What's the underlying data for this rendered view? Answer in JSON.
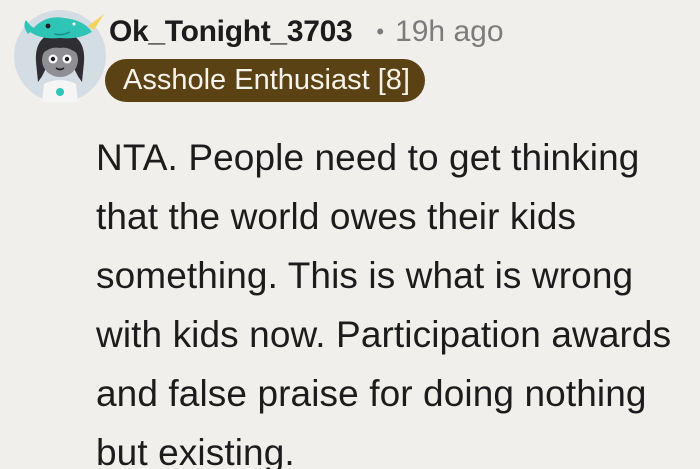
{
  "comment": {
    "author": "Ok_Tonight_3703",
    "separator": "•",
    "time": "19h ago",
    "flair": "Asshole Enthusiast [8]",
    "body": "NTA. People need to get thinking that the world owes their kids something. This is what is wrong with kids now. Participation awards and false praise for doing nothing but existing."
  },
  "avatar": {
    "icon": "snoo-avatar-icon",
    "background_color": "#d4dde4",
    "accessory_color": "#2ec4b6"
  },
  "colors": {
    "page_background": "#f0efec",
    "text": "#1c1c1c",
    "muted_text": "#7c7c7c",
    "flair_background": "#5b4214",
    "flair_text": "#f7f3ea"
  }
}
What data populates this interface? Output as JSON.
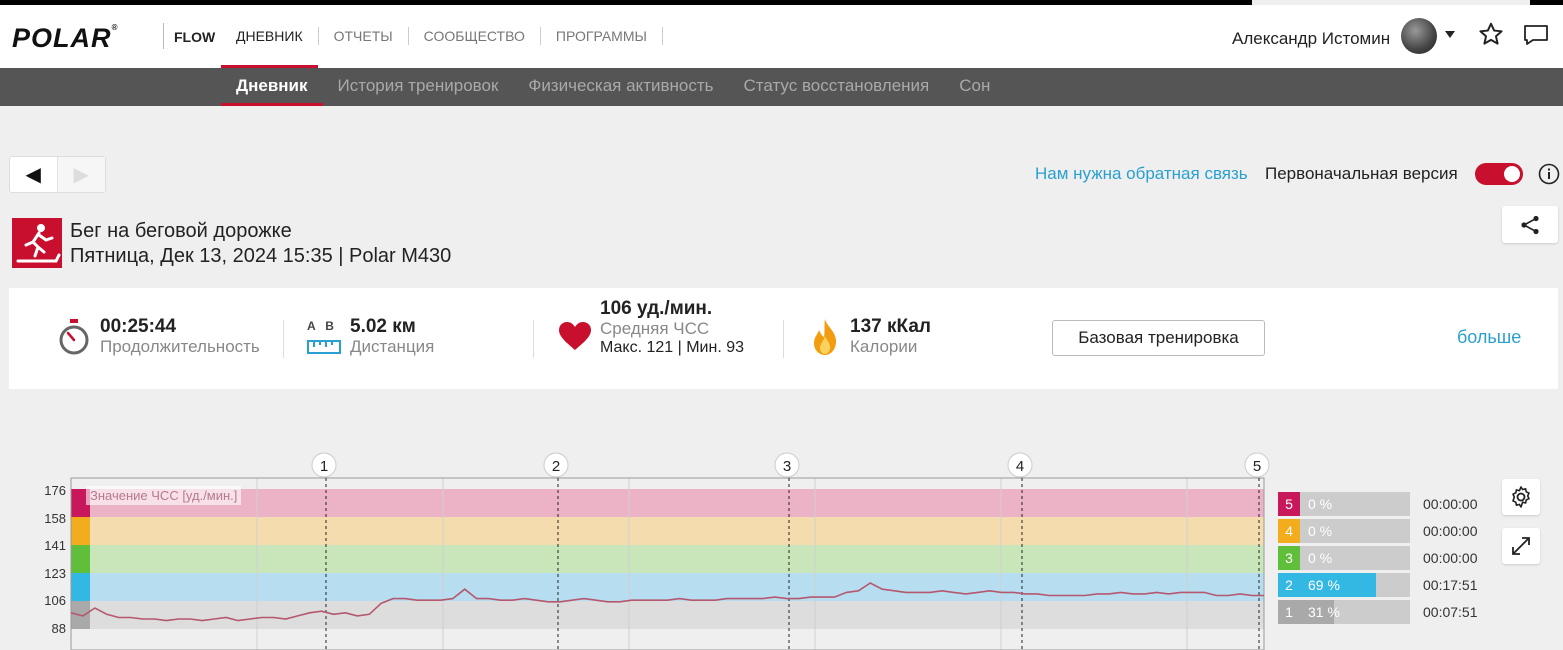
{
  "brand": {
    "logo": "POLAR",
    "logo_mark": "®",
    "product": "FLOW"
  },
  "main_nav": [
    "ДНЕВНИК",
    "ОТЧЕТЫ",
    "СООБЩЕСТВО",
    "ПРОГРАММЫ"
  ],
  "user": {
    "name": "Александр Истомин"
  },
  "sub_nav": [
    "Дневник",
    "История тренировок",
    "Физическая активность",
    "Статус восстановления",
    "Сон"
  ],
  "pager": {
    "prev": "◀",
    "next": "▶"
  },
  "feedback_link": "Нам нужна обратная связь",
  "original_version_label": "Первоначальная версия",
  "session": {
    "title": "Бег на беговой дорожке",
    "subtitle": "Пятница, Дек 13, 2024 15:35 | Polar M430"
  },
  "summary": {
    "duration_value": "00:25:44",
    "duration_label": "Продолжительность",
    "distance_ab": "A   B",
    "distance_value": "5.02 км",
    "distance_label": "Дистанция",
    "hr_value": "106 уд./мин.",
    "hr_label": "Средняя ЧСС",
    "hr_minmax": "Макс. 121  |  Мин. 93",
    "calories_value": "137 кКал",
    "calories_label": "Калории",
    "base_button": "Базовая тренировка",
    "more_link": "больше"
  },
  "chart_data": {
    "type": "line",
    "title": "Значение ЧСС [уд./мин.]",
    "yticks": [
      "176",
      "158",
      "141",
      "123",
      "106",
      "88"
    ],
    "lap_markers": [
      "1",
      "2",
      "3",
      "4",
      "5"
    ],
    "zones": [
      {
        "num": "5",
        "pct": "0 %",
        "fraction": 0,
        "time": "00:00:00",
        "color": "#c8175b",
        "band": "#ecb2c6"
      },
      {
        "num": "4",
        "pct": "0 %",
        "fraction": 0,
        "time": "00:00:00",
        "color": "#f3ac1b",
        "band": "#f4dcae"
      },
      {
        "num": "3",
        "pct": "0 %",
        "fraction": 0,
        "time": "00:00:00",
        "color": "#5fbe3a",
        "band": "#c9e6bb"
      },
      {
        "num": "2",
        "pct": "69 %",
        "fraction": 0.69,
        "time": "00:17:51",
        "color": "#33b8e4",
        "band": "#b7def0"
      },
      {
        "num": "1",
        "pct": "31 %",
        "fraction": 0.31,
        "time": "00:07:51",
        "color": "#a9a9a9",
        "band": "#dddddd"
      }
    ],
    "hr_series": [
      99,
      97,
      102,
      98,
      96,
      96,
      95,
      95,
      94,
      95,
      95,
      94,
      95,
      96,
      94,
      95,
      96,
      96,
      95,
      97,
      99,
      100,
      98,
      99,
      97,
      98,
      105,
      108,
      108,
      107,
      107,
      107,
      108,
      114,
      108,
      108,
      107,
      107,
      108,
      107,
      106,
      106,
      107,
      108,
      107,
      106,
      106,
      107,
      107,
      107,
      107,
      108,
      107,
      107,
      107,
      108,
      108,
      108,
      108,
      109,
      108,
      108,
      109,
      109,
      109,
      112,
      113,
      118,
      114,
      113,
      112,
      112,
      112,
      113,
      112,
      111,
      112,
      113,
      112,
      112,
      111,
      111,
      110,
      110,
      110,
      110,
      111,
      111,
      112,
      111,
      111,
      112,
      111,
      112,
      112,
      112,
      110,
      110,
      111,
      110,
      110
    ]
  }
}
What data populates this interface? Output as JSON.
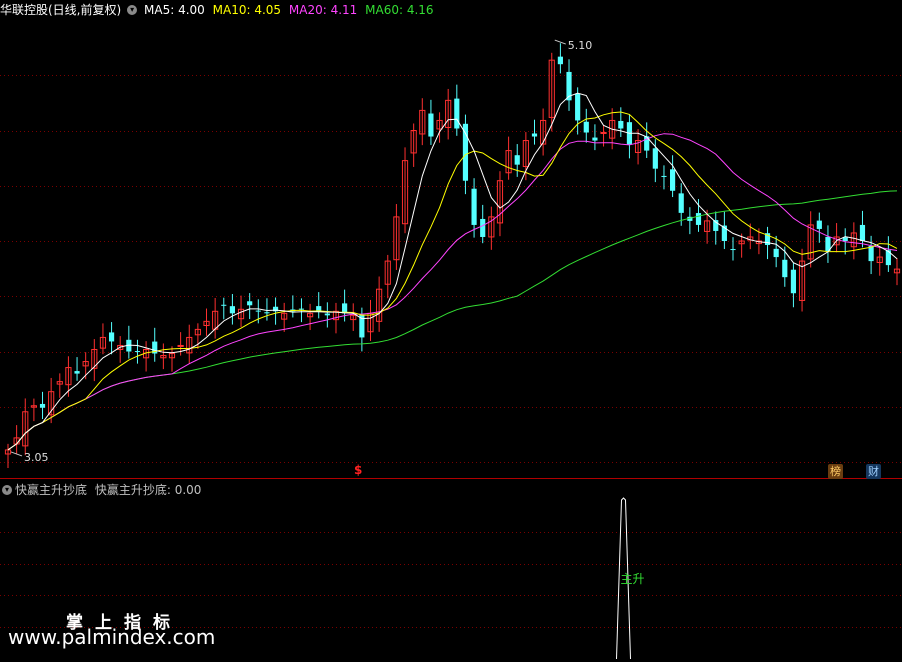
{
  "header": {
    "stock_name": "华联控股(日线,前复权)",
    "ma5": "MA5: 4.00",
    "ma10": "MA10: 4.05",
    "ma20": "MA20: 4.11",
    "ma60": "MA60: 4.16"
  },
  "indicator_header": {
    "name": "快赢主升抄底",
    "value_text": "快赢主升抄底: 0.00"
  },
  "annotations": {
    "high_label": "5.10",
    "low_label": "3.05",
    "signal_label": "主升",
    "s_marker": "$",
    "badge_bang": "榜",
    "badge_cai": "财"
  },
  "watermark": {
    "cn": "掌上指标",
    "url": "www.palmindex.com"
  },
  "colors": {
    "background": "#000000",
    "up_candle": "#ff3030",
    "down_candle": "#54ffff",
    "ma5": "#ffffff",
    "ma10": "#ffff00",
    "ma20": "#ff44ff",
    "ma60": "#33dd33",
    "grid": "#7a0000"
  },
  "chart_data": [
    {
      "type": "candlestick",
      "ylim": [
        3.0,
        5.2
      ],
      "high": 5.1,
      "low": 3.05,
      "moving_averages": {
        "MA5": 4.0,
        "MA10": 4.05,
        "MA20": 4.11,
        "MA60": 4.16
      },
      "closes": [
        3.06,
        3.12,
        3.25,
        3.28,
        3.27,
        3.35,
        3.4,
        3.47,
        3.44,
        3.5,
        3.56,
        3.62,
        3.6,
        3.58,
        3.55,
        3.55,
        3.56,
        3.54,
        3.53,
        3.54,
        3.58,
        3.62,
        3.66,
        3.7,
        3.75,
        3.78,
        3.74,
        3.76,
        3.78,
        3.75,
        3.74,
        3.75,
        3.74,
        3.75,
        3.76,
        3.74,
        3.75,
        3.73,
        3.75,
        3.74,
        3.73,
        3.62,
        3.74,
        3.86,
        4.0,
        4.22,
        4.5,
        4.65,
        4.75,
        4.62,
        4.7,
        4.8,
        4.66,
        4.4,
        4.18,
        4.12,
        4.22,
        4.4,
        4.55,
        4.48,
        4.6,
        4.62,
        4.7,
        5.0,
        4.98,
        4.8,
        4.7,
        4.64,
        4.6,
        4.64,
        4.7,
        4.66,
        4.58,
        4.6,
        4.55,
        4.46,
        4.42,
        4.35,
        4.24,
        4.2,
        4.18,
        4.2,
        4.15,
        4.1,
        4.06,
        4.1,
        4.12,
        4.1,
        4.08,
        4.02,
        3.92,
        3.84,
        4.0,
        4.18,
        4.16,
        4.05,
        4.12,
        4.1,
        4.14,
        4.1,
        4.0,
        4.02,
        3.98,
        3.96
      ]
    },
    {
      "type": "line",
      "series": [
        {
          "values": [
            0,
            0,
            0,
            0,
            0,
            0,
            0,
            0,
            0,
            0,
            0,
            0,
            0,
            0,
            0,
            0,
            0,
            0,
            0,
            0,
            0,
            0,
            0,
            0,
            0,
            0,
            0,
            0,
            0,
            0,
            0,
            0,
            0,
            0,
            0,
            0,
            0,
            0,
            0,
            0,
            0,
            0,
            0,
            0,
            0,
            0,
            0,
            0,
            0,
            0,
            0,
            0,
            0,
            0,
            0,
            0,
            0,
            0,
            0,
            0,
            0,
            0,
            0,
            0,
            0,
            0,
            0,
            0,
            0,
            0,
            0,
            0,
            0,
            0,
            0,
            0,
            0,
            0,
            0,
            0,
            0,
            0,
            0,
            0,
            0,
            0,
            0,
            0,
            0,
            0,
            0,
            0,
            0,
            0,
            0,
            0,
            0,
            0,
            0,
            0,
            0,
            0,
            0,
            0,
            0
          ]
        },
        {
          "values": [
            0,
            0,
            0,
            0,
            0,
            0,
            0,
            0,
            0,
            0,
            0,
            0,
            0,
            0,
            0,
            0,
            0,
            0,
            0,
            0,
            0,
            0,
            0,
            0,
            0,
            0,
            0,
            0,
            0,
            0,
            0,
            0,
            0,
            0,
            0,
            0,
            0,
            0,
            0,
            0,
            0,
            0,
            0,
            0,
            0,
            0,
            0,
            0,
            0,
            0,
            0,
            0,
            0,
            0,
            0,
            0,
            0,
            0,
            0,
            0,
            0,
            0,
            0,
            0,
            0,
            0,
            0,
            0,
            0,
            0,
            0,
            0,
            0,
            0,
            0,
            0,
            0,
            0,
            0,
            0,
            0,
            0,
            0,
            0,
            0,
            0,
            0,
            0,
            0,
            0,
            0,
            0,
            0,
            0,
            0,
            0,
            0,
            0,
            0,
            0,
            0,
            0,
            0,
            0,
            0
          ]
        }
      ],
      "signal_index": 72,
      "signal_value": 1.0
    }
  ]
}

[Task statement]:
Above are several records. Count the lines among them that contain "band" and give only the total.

[Response box]:
5